November 19, 2015

IBD: Islamist Organization Involved in ‘Screening’ U.S.-Bound Refugees

Add the what follows to the long list of items we should be reading about in wire service reports but instead must find in the editorial sections of the nation’s two leading business newspapers.

An Islamist organization tied to the Muslim Brotherhood is involved in the screening potential Syrian refugees allegedly receive before being allowed to come to the United States. Investor’s Business Daily revealed this information, which is in stark contrast what U.S. government officials are telling the nation, in a Tuesday evening editorial (bolds are mine):


Sharyl Attkisson: Obama Will Not Read Intelligence on U.S.-Recognized Terrorist Groups

Several times in the past, we’ve heard President Barack Obama, and occasionally his press secretary, tell America that the nation’s commander-in-chief learned about certain events the same way many of the rest of us did: by seeing them on TV or reading newspaper accounts. A Republican or conservative president hauling out this excuse even once would face endless outrage and ridicule, respectively, from the news and entertainment divisions of the establishment press’s networks.

Former CBS News reporter Sharyl Attkisson has revealed one reason why Obama’s level of claimed ignorance has been so high. It’s because he won’t look at information he doesn’t like, or which doesn’t conform to his preconceived notions — even in very serious matters relating to national security. It seems highly unlikely that Attkisson is the only reporter in the nation who has learned this.


Initial Unemployment Claims (111915): 271K SA, Down from Previous Week’s 276K; Raw Claims 8 Pct. Below Same Week Last Year

Filed under: Economy,Taxes & Government — Tom @ 8:47 am

From the Department of Labor:


In the week ending November 14, the advance figure for seasonally adjusted initial claims was 271,000, a decrease of 5,000 from the previous week’s unrevised level of 276,000. The 4-week moving average was 270,750, an increase of 3,000 from the previous week’s unrevised average of 267,750.


The advance number of actual initial claims under state programs, unadjusted, totaled 263,427 in the week ending November 14, a decrease of 27,633 (or -9.5 percent) from the previous week. The seasonal factors had expected a decrease of 22,113 (or -7.6 percent) from the previous week. There were 286,115 initial claims in the comparable week in 2014.

There’s not any bad news here or in last week’s report. The Associated Press’s take, for once, seems sort of right, except for one word: It’s “fresh evidence that companies are confident enough in the economy to hold onto their workers.” I’d says it’s more like “Companies don’t want to lose the people they have to ensure that they can meet current business needs, but they’re not eager to hire a lot more people permanently.”

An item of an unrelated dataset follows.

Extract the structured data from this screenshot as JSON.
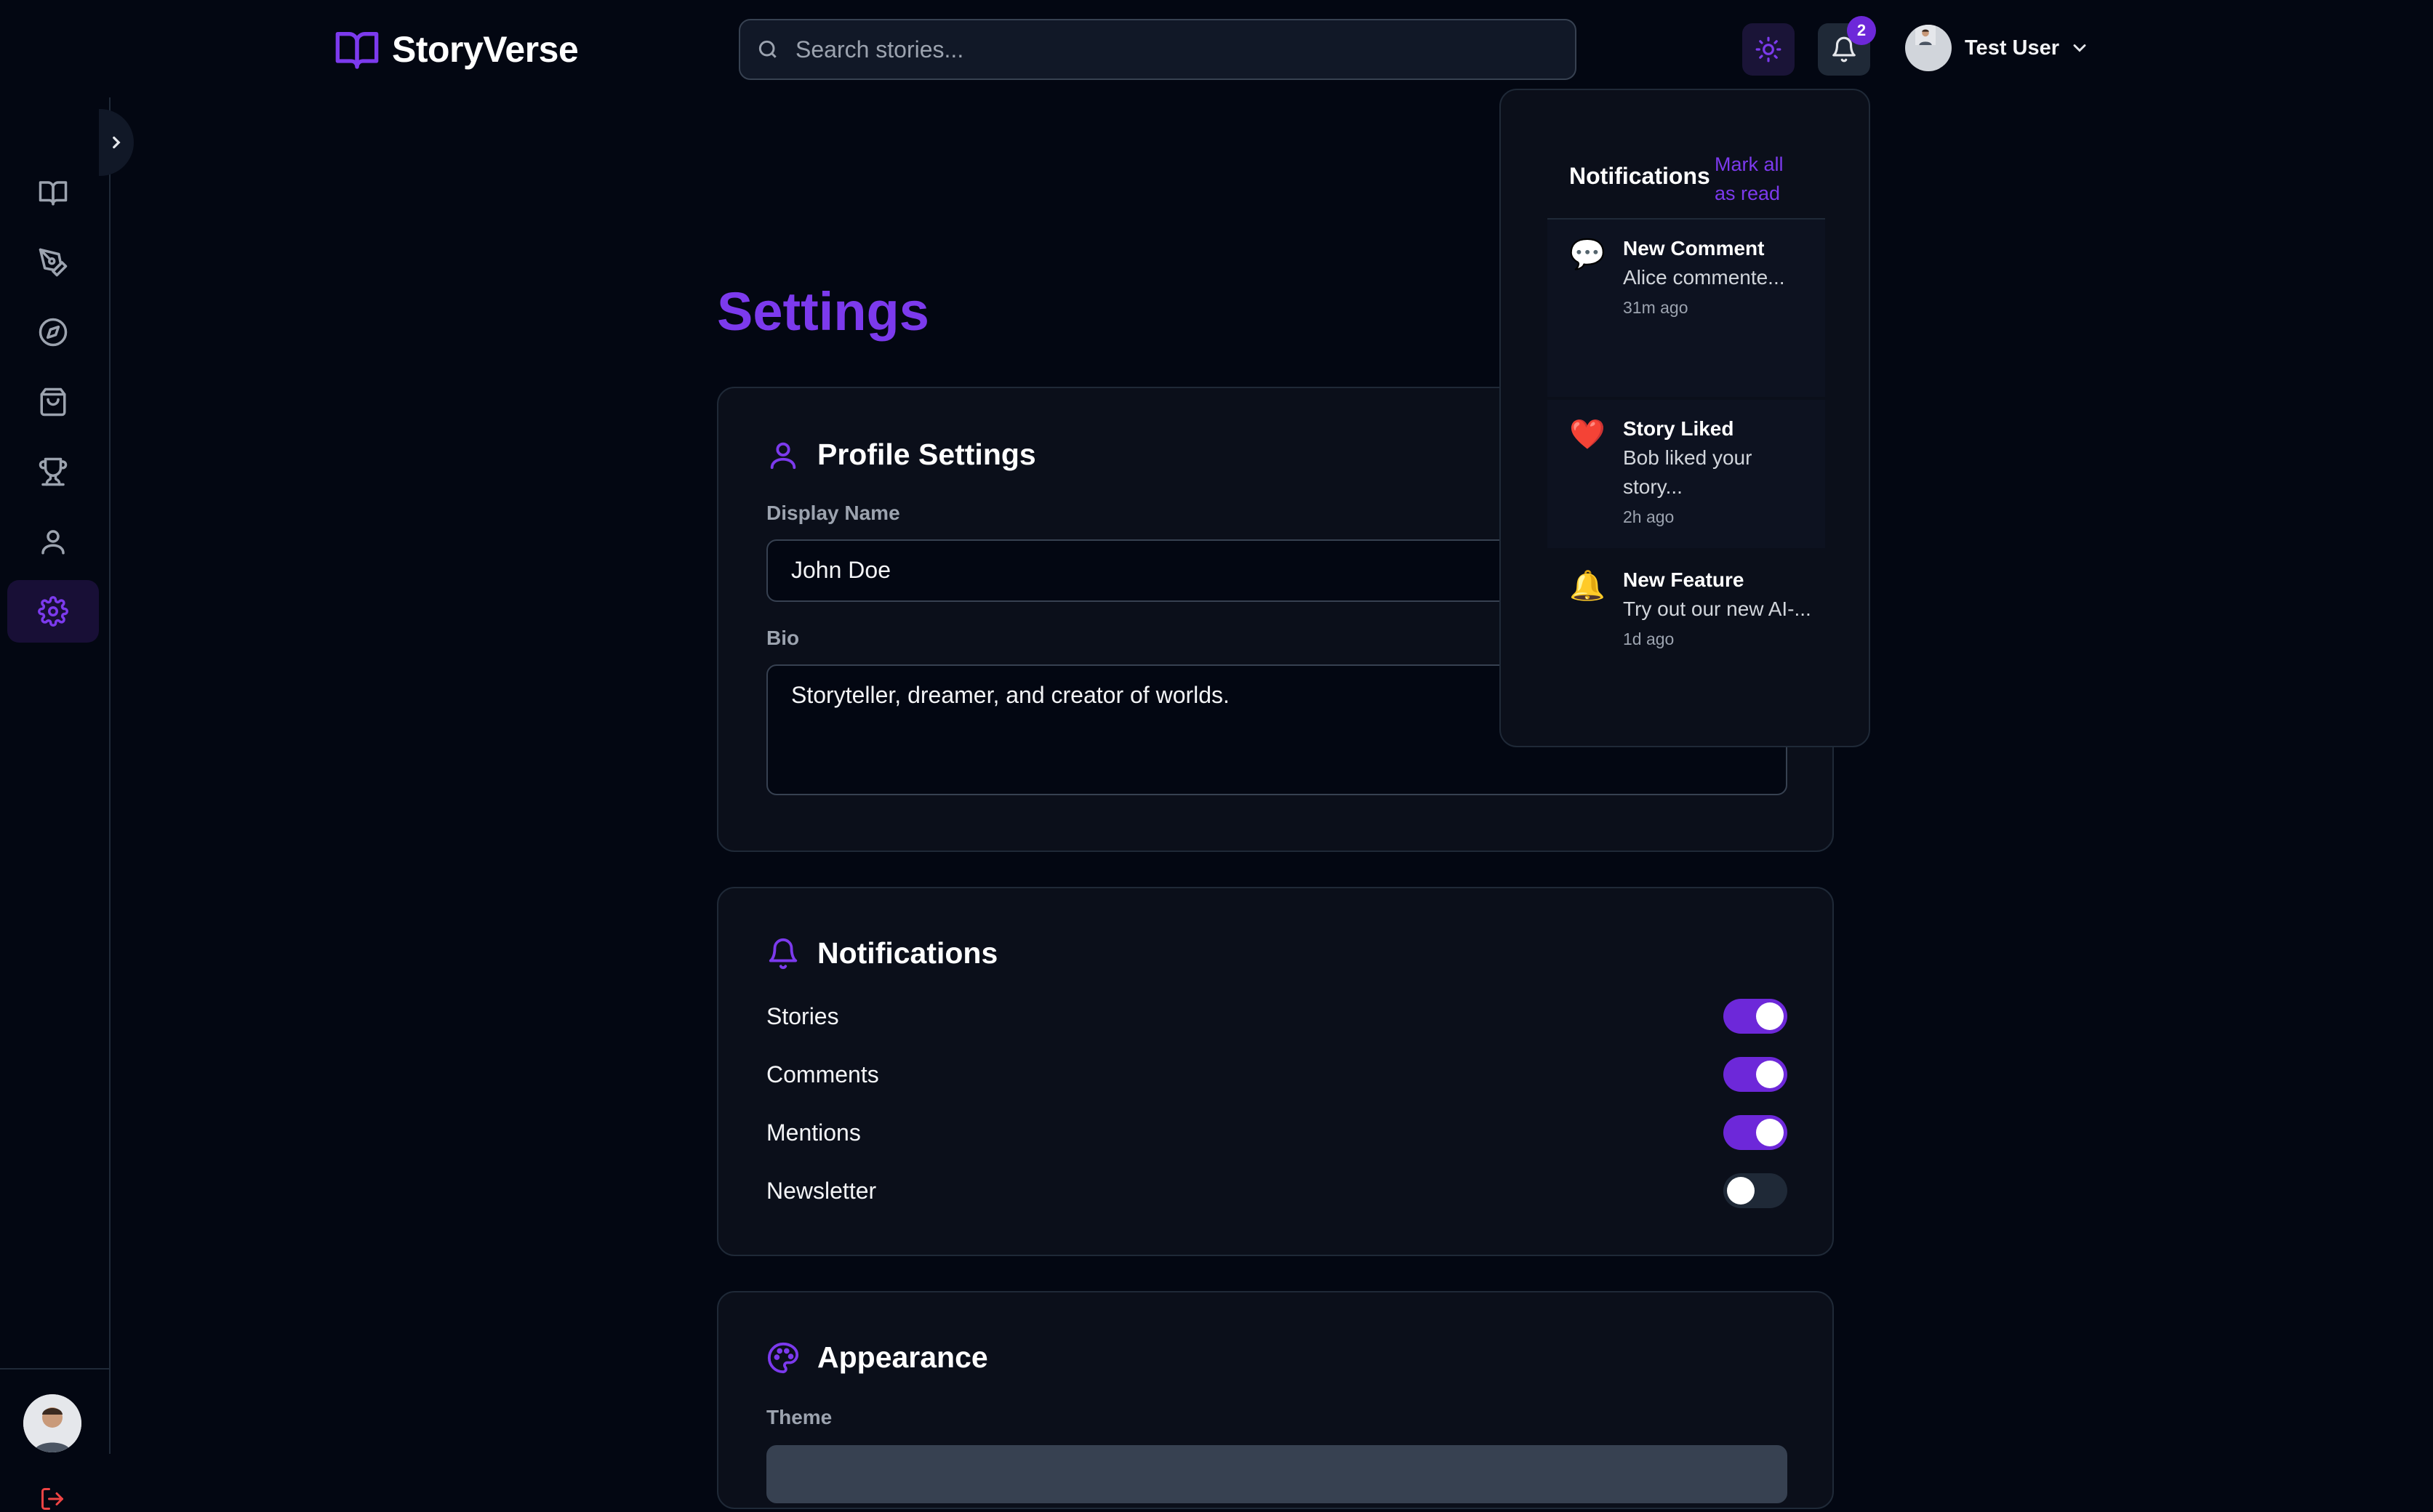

Thursday Off-Topic (Moderated) Open Thread (111915)

Filed under: Lucid Links — Tom @ 6:05 am

This open thread is meant for commenters to post on items either briefly noted below (if any) or otherwise not covered at this blog. Rules are here.

Positivity: Groom Gifts Bride With Second Wedding When She Can’t Remember The First

Filed under: Positivity — Tom @ 6:00 am

From Marion, Virginia (HT Daryn Kagan):

PUBLISHED: 20:19 EST, 2 August 2015 | UPDATED: 02:51 EST, 3 August 2015

Amnesiac bride who forgot her wedding after car crash ties the knot a SECOND time so she ‘will never be able to forget’

  • Justice Stamper, 20, and Jeremy Stamper, 21, of Virginia had a second wedding held at Hungry Mother State Park on August 1
  • The bride was in a car crash in Bristol, Tennessee last August
  • The accident, which occurred 19 days after her wedding, left her severely injured and suffering from mild form of amnesia
  • One month after the crash, she told her husband, Jeremy, 21, she could not remember their wedding
  • He set up a Go Fund Me page and raised money to put on a second wedding which took place on their day of one-year wedding anniversary

Go here for the full story.